• Your objective:
Using the material that follows, identify and copy each line with the string "Audition".

***** Information provided

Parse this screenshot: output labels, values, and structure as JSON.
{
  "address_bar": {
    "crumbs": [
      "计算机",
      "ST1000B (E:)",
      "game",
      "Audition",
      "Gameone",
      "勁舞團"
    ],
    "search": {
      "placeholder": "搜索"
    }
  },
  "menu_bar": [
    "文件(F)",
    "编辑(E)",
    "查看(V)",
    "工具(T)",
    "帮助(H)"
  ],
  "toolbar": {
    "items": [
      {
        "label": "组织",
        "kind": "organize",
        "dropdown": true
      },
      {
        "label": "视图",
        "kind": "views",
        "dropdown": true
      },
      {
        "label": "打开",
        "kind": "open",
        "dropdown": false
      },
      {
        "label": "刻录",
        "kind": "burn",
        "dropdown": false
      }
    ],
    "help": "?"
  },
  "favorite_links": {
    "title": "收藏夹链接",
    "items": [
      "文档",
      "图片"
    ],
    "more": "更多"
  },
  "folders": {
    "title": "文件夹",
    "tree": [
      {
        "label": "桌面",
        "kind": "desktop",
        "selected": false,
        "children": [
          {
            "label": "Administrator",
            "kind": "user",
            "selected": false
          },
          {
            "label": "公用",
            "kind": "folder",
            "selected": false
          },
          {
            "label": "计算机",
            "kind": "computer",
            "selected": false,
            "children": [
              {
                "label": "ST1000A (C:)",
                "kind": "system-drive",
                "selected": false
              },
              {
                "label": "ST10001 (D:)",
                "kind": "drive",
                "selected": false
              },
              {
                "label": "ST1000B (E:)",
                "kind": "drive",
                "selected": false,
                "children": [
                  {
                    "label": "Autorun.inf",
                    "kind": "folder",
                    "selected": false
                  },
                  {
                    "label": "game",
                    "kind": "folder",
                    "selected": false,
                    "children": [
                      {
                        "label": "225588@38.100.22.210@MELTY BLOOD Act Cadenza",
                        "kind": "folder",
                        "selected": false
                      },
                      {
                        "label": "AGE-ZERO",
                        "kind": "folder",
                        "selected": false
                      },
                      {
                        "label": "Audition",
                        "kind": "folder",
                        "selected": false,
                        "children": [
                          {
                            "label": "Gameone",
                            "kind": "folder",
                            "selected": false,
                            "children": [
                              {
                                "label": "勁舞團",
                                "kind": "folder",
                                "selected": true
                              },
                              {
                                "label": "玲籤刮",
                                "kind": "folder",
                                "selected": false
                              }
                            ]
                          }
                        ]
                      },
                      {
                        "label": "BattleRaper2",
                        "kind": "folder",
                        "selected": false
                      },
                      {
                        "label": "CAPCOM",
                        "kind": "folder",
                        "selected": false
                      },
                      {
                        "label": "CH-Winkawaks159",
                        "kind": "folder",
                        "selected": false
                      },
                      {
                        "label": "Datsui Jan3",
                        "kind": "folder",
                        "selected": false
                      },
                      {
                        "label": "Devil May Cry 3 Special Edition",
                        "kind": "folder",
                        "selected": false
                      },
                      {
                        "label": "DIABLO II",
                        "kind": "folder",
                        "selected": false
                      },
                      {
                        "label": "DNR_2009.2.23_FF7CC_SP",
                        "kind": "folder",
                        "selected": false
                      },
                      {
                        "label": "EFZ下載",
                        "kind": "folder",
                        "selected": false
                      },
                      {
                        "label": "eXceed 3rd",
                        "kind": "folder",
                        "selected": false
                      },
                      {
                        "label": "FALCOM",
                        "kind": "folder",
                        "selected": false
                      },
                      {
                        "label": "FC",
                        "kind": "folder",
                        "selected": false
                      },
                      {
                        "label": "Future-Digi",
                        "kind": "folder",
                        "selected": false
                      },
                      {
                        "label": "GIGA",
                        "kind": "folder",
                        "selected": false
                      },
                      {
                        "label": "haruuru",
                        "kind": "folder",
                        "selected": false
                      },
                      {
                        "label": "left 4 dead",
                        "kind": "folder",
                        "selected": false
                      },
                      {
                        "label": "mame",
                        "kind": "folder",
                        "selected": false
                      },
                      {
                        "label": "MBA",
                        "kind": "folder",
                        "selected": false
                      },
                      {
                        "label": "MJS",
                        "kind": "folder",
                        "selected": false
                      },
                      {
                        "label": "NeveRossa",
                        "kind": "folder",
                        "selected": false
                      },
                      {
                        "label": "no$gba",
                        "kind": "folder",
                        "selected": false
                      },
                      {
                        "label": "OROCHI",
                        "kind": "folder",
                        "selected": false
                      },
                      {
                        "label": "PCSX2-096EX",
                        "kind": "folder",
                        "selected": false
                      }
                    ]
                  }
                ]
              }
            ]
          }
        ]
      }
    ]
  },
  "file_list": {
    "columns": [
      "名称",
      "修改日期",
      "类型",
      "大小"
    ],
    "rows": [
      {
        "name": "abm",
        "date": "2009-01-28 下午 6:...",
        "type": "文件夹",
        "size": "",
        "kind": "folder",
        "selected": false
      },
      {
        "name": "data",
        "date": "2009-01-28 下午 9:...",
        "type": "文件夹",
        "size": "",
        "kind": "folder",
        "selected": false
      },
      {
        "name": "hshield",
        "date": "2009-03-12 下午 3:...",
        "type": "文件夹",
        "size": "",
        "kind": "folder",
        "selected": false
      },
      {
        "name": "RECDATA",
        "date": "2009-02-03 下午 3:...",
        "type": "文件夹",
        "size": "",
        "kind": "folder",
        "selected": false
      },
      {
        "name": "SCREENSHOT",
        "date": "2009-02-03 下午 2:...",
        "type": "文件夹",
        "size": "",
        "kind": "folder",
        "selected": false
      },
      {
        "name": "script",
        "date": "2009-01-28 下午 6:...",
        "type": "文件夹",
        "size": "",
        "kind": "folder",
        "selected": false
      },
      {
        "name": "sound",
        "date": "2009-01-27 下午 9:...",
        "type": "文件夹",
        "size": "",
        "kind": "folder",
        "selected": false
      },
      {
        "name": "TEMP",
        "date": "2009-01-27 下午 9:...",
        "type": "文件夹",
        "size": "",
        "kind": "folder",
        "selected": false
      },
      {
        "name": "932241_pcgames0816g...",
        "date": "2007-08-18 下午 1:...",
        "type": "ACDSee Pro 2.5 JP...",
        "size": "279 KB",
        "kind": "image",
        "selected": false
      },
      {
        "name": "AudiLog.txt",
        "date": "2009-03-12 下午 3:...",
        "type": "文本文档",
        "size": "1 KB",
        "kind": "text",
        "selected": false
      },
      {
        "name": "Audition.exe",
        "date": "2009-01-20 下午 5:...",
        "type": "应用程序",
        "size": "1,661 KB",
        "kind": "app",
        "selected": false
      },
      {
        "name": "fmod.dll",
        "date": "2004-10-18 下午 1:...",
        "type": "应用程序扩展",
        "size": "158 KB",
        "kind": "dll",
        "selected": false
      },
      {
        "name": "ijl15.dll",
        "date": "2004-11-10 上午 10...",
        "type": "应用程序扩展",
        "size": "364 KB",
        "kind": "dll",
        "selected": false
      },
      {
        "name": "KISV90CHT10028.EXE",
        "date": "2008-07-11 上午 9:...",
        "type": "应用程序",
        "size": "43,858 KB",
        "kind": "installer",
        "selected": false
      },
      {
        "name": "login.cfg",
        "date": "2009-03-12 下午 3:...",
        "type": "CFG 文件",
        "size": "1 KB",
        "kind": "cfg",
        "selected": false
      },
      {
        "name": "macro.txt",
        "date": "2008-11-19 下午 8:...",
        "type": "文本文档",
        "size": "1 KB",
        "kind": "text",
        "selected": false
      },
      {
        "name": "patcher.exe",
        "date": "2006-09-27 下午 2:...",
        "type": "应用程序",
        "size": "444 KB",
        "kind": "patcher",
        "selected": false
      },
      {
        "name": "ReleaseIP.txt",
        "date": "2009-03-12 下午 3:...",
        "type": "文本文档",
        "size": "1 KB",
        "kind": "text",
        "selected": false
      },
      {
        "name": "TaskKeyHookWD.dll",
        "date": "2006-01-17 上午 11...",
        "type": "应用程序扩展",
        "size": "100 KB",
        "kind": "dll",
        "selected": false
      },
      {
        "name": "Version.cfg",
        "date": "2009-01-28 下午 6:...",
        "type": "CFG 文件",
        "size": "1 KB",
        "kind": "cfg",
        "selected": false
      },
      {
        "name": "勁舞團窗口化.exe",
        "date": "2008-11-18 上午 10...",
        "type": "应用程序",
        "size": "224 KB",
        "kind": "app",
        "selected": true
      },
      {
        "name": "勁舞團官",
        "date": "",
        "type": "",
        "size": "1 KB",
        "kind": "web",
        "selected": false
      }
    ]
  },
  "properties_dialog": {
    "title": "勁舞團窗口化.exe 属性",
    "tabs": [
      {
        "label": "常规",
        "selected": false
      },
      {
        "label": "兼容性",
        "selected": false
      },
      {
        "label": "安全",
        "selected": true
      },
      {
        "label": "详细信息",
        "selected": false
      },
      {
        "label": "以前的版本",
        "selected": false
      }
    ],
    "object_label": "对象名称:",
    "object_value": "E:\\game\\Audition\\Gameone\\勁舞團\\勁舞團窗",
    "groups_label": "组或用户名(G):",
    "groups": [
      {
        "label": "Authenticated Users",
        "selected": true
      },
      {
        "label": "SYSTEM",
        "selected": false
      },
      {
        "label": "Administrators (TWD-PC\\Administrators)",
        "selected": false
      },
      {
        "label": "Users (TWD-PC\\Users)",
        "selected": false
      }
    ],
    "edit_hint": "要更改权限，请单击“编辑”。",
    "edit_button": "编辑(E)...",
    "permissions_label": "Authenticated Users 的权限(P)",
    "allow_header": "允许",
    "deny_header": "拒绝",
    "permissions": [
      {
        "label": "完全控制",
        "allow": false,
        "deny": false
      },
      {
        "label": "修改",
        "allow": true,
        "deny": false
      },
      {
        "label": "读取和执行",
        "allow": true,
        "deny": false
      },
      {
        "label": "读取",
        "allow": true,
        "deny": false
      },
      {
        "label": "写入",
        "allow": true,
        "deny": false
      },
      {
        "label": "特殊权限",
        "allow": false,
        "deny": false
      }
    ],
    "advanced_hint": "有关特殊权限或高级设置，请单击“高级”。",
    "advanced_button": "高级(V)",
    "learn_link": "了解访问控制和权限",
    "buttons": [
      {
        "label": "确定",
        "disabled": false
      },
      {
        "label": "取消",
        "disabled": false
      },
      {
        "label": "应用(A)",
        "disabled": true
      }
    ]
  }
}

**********

• Answer area:
      "Audition",
                        "label": "Audition",
        "name": "Audition.exe",
    "object_value": "E:\\game\\Audition\\Gameone\\勁舞團\\勁舞團窗",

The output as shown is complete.